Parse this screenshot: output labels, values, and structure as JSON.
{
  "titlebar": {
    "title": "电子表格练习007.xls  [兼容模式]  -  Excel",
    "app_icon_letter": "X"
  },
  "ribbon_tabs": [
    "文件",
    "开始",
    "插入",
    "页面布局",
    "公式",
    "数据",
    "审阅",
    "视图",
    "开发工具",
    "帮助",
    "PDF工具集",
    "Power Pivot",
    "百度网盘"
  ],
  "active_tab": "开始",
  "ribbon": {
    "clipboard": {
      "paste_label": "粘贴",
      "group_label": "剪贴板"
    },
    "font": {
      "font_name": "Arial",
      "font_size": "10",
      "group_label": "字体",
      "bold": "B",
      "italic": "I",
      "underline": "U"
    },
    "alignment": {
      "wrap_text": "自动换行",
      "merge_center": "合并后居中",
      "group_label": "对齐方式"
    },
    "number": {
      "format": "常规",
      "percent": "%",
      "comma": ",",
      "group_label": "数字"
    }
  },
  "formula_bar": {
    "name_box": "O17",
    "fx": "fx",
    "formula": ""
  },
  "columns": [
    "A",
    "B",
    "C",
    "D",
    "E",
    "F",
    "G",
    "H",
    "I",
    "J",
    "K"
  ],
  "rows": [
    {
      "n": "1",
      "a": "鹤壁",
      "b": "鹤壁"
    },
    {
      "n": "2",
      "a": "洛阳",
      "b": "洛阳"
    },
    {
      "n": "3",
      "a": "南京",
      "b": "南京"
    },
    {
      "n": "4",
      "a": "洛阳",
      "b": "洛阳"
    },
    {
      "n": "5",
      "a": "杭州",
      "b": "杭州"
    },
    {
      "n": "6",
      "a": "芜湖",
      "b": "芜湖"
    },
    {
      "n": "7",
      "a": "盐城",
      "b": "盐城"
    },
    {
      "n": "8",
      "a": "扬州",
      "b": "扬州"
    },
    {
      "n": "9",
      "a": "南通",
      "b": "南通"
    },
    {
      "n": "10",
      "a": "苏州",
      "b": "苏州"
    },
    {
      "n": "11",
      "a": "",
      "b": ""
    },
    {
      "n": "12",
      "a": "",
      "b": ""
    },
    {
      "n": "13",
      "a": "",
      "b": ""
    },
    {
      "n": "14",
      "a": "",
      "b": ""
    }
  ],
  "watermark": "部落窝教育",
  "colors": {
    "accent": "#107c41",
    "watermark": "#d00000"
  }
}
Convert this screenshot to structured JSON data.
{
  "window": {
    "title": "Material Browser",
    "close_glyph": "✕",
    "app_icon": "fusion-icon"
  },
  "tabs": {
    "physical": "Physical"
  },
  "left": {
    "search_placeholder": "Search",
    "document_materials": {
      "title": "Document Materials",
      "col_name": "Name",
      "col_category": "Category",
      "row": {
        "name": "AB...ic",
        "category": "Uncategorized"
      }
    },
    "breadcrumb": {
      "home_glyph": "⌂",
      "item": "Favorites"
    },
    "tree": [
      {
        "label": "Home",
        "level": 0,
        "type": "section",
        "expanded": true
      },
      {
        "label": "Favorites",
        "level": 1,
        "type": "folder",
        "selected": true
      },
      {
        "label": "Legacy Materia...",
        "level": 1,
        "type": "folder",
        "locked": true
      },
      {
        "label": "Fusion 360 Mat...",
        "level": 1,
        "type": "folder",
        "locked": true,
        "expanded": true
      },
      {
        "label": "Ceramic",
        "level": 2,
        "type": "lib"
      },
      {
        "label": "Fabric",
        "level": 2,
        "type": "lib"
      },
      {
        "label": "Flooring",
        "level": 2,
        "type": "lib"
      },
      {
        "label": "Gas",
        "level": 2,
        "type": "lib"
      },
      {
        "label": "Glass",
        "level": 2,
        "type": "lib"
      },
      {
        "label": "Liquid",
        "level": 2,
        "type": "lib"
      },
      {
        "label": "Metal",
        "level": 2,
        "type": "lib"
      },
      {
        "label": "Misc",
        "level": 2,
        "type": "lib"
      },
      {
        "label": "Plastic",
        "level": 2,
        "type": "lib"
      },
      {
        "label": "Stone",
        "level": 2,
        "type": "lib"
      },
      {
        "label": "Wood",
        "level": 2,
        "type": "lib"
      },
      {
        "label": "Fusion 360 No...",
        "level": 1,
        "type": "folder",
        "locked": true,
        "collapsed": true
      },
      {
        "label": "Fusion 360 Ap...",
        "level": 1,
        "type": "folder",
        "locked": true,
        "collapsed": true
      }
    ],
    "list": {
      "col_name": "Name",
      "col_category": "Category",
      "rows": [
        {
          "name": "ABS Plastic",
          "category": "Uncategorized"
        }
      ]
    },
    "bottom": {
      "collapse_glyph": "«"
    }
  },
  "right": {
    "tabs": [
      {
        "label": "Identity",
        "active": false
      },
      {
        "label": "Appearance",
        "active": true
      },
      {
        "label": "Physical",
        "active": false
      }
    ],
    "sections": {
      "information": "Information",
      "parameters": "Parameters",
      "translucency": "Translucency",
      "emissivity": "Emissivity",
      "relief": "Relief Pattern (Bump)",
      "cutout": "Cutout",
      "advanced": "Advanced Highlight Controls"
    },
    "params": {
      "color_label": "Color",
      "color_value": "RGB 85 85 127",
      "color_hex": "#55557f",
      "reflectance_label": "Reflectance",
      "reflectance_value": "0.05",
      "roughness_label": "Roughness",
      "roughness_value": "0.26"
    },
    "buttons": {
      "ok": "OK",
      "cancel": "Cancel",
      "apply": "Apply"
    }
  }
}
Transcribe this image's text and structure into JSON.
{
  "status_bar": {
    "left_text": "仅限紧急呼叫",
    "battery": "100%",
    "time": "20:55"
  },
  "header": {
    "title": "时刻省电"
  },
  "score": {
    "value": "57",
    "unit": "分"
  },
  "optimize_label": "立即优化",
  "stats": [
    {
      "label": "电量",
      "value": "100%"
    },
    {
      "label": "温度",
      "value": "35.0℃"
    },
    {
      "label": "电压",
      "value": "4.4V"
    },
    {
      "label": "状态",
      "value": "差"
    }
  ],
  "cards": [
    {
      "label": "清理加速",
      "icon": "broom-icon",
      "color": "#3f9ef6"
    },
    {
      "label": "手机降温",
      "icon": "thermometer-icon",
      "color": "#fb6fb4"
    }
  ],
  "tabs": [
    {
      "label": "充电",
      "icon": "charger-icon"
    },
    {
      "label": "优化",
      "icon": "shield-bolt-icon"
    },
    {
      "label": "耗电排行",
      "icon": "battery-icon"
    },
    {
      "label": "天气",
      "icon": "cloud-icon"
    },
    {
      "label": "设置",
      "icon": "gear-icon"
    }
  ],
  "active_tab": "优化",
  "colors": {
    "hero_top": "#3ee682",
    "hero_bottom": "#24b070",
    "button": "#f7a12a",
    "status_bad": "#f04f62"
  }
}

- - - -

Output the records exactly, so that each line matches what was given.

Parse this screenshot: output labels, values, and structure as JSON.
{
  "titlebar": {
    "title": "电子表格练习007.xls  [兼容模式]  -  Excel",
    "app_icon_letter": "X"
  },
  "ribbon_tabs": [
    "文件",
    "开始",
    "插入",
    "页面布局",
    "公式",
    "数据",
    "审阅",
    "视图",
    "开发工具",
    "帮助",
    "PDF工具集",
    "Power Pivot",
    "百度网盘"
  ],
  "active_tab": "开始",
  "ribbon": {
    "clipboard": {
      "paste_label": "粘贴",
      "group_label": "剪贴板"
    },
    "font": {
      "font_name": "Arial",
      "font_size": "10",
      "group_label": "字体",
      "bold": "B",
      "italic": "I",
      "underline": "U"
    },
    "alignment": {
      "wrap_text": "自动换行",
      "merge_center": "合并后居中",
      "group_label": "对齐方式"
    },
    "number": {
      "format": "常规",
      "percent": "%",
      "comma": ",",
      "group_label": "数字"
    }
  },
  "formula_bar": {
    "name_box": "O17",
    "fx": "fx",
    "formula": ""
  },
  "columns": [
    "A",
    "B",
    "C",
    "D",
    "E",
    "F",
    "G",
    "H",
    "I",
    "J",
    "K"
  ],
  "rows": [
    {
      "n": "1",
      "a": "鹤壁",
      "b": "鹤壁"
    },
    {
      "n": "2",
      "a": "洛阳",
      "b": "洛阳"
    },
    {
      "n": "3",
      "a": "南京",
      "b": "南京"
    },
    {
      "n": "4",
      "a": "洛阳",
      "b": "洛阳"
    },
    {
      "n": "5",
      "a": "杭州",
      "b": "杭州"
    },
    {
      "n": "6",
      "a": "芜湖",
      "b": "芜湖"
    },
    {
      "n": "7",
      "a": "盐城",
      "b": "盐城"
    },
    {
      "n": "8",
      "a": "扬州",
      "b": "扬州"
    },
    {
      "n": "9",
      "a": "南通",
      "b": "南通"
    },
    {
      "n": "10",
      "a": "苏州",
      "b": "苏州"
    },
    {
      "n": "11",
      "a": "",
      "b": ""
    },
    {
      "n": "12",
      "a": "",
      "b": ""
    },
    {
      "n": "13",
      "a": "",
      "b": ""
    },
    {
      "n": "14",
      "a": "",
      "b": ""
    }
  ],
  "watermark": "部落窝教育",
  "colors": {
    "accent": "#107c41",
    "watermark": "#d00000"
  }
}
Convert this screenshot to structured JSON data.
{
  "window": {
    "title": "Material Browser",
    "close_glyph": "✕",
    "app_icon": "fusion-icon"
  },
  "tabs": {
    "physical": "Physical"
  },
  "left": {
    "search_placeholder": "Search",
    "document_materials": {
      "title": "Document Materials",
      "col_name": "Name",
      "col_category": "Category",
      "row": {
        "name": "AB...ic",
        "category": "Uncategorized"
      }
    },
    "breadcrumb": {
      "home_glyph": "⌂",
      "item": "Favorites"
    },
    "tree": [
      {
        "label": "Home",
        "level": 0,
        "type": "section",
        "expanded": true
      },
      {
        "label": "Favorites",
        "level": 1,
        "type": "folder",
        "selected": true
      },
      {
        "label": "Legacy Materia...",
        "level": 1,
        "type": "folder",
        "locked": true
      },
      {
        "label": "Fusion 360 Mat...",
        "level": 1,
        "type": "folder",
        "locked": true,
        "expanded": true
      },
      {
        "label": "Ceramic",
        "level": 2,
        "type": "lib"
      },
      {
        "label": "Fabric",
        "level": 2,
        "type": "lib"
      },
      {
        "label": "Flooring",
        "level": 2,
        "type": "lib"
      },
      {
        "label": "Gas",
        "level": 2,
        "type": "lib"
      },
      {
        "label": "Glass",
        "level": 2,
        "type": "lib"
      },
      {
        "label": "Liquid",
        "level": 2,
        "type": "lib"
      },
      {
        "label": "Metal",
        "level": 2,
        "type": "lib"
      },
      {
        "label": "Misc",
        "level": 2,
        "type": "lib"
      },
      {
        "label": "Plastic",
        "level": 2,
        "type": "lib"
      },
      {
        "label": "Stone",
        "level": 2,
        "type": "lib"
      },
      {
        "label": "Wood",
        "level": 2,
        "type": "lib"
      },
      {
        "label": "Fusion 360 No...",
        "level": 1,
        "type": "folder",
        "locked": true,
        "collapsed": true
      },
      {
        "label": "Fusion 360 Ap...",
        "level": 1,
        "type": "folder",
        "locked": true,
        "collapsed": true
      }
    ],
    "list": {
      "col_name": "Name",
      "col_category": "Category",
      "rows": [
        {
          "name": "ABS Plastic",
          "category": "Uncategorized"
        }
      ]
    },
    "bottom": {
      "collapse_glyph": "«"
    }
  },
  "right": {
    "tabs": [
      {
        "label": "Identity",
        "active": false
      },
      {
        "label": "Appearance",
        "active": true
      },
      {
        "label": "Physical",
        "active": false
      }
    ],
    "sections": {
      "information": "Information",
      "parameters": "Parameters",
      "translucency": "Translucency",
      "emissivity": "Emissivity",
      "relief": "Relief Pattern (Bump)",
      "cutout": "Cutout",
      "advanced": "Advanced Highlight Controls"
    },
    "params": {
      "color_label": "Color",
      "color_value": "RGB 85 85 127",
      "color_hex": "#55557f",
      "reflectance_label": "Reflectance",
      "reflectance_value": "0.05",
      "roughness_label": "Roughness",
      "roughness_value": "0.26"
    },
    "buttons": {
      "ok": "OK",
      "cancel": "Cancel",
      "apply": "Apply"
    }
  }
}
Transcribe this image's text and structure into JSON.
{
  "status_bar": {
    "left_text": "仅限紧急呼叫",
    "battery": "100%",
    "time": "20:55"
  },
  "header": {
    "title": "时刻省电"
  },
  "score": {
    "value": "57",
    "unit": "分"
  },
  "optimize_label": "立即优化",
  "stats": [
    {
      "label": "电量",
      "value": "100%"
    },
    {
      "label": "温度",
      "value": "35.0℃"
    },
    {
      "label": "电压",
      "value": "4.4V"
    },
    {
      "label": "状态",
      "value": "差"
    }
  ],
  "cards": [
    {
      "label": "清理加速",
      "icon": "broom-icon",
      "color": "#3f9ef6"
    },
    {
      "label": "手机降温",
      "icon": "thermometer-icon",
      "color": "#fb6fb4"
    }
  ],
  "tabs": [
    {
      "label": "充电",
      "icon": "charger-icon"
    },
    {
      "label": "优化",
      "icon": "shield-bolt-icon"
    },
    {
      "label": "耗电排行",
      "icon": "battery-icon"
    },
    {
      "label": "天气",
      "icon": "cloud-icon"
    },
    {
      "label": "设置",
      "icon": "gear-icon"
    }
  ],
  "active_tab": "优化",
  "colors": {
    "hero_top": "#3ee682",
    "hero_bottom": "#24b070",
    "button": "#f7a12a",
    "status_bad": "#f04f62"
  }
}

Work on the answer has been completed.